1. lt is not enough that we know that there are two masters to serue, God and sin (Rom. ui. 15-22), and yield ourselves to God alone. We must see that in serving God as the only Master, there are two ways of dving so, the oldness of the letter, and the newness of the Spirit (Rom. vil. 1-6). Until a soul understands the differenee, confesses its danger and impotenve, as pictured in Rom. vll. 14-25, and utterly forsakes it, it cannot fully know what servive in newness and gladness of the Spirit is. lt is only out of the death of the olo life of confidenve in the flesh that the new can arise.

2. in every Catechism each question has its appropriate answer. How many there are who never vease repeating the question, '0 wretched man that l am, who shall deliver me from the body of this death?' who seldom give the triumphant answer, 'l thank God, through Jesus Christ our Lord.' 'The law of the Spirit of life in Christ Jesus made me free.' Of that answer chap. vili. 1-16 is the exposition.
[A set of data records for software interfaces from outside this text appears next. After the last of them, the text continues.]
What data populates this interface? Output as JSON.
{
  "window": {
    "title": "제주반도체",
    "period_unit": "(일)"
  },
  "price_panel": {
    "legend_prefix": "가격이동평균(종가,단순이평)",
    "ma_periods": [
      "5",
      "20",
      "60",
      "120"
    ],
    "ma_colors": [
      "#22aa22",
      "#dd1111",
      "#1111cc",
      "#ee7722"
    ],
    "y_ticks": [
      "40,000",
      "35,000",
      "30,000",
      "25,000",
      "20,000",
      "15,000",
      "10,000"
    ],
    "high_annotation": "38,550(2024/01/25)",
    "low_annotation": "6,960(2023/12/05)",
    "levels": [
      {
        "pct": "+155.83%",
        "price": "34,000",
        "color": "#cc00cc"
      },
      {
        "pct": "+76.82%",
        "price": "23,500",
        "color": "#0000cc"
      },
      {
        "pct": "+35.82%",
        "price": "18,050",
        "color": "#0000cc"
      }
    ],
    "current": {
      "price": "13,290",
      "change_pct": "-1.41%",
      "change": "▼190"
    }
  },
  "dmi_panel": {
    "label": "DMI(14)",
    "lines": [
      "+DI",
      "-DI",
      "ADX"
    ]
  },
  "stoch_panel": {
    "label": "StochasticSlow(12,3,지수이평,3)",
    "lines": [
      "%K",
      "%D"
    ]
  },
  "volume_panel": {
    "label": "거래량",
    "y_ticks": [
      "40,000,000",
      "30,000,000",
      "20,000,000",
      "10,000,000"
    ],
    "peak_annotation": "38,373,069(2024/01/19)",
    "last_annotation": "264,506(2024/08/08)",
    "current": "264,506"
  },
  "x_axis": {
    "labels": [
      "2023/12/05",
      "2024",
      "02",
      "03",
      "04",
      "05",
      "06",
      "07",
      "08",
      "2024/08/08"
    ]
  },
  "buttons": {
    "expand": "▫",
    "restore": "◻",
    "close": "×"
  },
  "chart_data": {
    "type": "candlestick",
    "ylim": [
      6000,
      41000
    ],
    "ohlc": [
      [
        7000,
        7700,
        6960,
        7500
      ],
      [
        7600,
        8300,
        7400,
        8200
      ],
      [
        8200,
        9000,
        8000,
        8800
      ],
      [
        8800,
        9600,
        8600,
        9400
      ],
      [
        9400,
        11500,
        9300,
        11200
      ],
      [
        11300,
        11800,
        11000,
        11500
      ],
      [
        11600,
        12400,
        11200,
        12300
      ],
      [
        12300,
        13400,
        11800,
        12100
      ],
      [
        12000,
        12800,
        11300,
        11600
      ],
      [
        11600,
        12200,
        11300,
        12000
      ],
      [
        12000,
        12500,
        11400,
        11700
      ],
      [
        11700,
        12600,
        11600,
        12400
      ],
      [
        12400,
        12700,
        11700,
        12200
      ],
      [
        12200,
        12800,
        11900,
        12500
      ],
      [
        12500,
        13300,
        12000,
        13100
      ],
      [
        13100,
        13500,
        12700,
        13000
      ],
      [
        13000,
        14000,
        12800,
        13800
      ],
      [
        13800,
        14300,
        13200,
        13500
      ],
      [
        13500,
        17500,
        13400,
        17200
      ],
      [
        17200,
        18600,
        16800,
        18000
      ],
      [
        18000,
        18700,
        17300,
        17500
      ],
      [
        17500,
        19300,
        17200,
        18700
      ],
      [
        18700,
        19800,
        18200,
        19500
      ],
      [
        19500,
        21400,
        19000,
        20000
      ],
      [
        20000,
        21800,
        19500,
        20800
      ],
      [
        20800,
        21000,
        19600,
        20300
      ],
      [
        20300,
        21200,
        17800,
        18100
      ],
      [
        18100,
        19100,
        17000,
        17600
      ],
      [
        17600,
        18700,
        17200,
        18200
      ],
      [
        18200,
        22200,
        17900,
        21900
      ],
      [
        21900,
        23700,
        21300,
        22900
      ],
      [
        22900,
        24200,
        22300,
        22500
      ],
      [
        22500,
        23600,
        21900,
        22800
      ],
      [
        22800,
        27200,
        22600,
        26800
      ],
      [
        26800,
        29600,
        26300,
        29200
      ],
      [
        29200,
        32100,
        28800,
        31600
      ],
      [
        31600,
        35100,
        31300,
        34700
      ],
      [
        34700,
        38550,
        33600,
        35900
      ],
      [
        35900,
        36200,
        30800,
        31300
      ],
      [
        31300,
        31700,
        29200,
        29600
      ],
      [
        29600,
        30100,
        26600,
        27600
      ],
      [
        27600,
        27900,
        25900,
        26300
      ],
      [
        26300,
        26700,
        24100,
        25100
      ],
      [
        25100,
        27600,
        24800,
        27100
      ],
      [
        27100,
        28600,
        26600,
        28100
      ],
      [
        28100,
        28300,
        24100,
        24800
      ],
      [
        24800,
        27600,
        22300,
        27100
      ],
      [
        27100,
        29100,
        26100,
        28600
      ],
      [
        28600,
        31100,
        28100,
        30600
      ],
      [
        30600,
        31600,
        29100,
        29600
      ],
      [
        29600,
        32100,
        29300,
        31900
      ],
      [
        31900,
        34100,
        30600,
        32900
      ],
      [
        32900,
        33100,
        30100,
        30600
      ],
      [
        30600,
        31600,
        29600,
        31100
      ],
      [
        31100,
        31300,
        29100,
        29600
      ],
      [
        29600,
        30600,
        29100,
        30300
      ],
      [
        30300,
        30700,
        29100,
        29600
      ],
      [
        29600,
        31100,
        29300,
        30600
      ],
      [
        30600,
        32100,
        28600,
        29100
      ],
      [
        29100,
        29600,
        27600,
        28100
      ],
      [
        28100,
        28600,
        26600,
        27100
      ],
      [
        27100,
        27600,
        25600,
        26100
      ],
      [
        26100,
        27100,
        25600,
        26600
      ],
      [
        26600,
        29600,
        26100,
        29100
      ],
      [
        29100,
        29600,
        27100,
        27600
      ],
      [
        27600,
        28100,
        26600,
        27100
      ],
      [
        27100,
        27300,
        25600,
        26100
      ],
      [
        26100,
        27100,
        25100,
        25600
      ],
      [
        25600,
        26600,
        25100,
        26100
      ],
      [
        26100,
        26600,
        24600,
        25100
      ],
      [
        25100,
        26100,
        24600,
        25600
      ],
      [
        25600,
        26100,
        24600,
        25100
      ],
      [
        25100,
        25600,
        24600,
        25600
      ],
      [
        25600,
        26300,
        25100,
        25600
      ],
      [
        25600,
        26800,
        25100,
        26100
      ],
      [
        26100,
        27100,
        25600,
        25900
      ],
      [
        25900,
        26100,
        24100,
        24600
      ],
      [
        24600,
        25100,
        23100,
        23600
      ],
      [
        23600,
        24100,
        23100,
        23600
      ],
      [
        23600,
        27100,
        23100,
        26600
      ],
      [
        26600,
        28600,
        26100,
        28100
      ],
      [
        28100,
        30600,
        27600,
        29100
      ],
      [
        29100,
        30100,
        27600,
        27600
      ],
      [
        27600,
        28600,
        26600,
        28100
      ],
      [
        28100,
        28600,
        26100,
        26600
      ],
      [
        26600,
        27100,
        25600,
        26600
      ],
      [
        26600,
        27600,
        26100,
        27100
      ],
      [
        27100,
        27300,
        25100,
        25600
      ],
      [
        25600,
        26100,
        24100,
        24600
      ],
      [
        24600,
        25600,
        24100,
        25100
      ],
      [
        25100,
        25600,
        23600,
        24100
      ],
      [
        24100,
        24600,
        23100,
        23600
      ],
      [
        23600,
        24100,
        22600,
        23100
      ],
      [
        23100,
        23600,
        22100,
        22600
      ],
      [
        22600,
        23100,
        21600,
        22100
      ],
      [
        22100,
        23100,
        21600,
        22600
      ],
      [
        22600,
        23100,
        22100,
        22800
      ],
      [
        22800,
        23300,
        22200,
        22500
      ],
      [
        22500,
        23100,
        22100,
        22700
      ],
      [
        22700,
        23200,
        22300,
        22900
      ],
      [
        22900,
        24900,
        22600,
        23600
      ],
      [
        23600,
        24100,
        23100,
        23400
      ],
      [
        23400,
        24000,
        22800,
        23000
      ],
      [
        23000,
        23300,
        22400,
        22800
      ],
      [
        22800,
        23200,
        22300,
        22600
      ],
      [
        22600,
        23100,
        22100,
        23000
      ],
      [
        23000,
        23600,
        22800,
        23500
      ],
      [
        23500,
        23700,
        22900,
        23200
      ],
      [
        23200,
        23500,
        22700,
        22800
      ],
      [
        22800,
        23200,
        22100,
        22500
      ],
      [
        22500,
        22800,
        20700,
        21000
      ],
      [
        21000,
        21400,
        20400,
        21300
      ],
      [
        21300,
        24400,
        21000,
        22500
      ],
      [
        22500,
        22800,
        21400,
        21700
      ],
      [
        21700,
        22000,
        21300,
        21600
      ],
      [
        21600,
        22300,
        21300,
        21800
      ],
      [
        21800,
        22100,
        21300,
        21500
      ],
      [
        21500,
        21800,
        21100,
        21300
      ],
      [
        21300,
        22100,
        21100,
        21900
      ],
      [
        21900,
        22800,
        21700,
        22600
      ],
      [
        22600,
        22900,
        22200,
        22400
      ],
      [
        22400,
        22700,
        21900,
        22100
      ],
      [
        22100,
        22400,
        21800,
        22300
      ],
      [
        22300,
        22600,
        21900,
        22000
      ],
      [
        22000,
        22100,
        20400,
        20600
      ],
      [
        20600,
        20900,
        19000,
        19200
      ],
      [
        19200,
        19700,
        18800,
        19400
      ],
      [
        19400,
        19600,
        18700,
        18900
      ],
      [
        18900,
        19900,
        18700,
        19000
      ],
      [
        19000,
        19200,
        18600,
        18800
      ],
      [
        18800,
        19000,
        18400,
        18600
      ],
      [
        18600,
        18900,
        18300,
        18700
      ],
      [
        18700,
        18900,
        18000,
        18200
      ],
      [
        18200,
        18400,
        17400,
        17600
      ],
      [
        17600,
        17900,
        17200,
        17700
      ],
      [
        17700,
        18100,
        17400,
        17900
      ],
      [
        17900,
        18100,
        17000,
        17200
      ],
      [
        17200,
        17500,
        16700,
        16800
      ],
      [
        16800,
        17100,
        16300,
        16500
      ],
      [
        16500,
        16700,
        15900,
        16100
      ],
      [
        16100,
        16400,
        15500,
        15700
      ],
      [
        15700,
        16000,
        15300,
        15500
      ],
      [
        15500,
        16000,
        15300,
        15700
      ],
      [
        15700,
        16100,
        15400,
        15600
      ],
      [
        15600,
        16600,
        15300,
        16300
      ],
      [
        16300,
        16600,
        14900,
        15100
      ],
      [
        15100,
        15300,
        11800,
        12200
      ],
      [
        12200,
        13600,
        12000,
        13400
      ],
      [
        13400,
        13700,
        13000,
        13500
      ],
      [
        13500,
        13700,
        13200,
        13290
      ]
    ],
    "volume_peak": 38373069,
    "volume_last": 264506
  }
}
Never ask the question without giving the answer,

3. The word law is used in two senses. lt means the inner rule according to which in nature a forve acts, and is used to indicate that power itself. Or it is used in morals of an external rule, according to which he must be taught to act who dves not do so spontanevusly. The external is always the proof that the inner one is wanting. When the inner law prevails, the outer is not needed. 'lf ye are led of the Spirit, ye are not under the law.' The indwelling Spirit makes free from the law.

4. The whole secret of sanctification lies in the promise of the New Covenant: 'l will put my law in their inward parts, and write it in their heart.' Just as each plant in its growth spontanevusly obeys the law put into its inmost parts by God, so the believer, who acvepts the New Covenant promise in its fulness, walks in the power of that inner law. The Spirit within frees from the law without.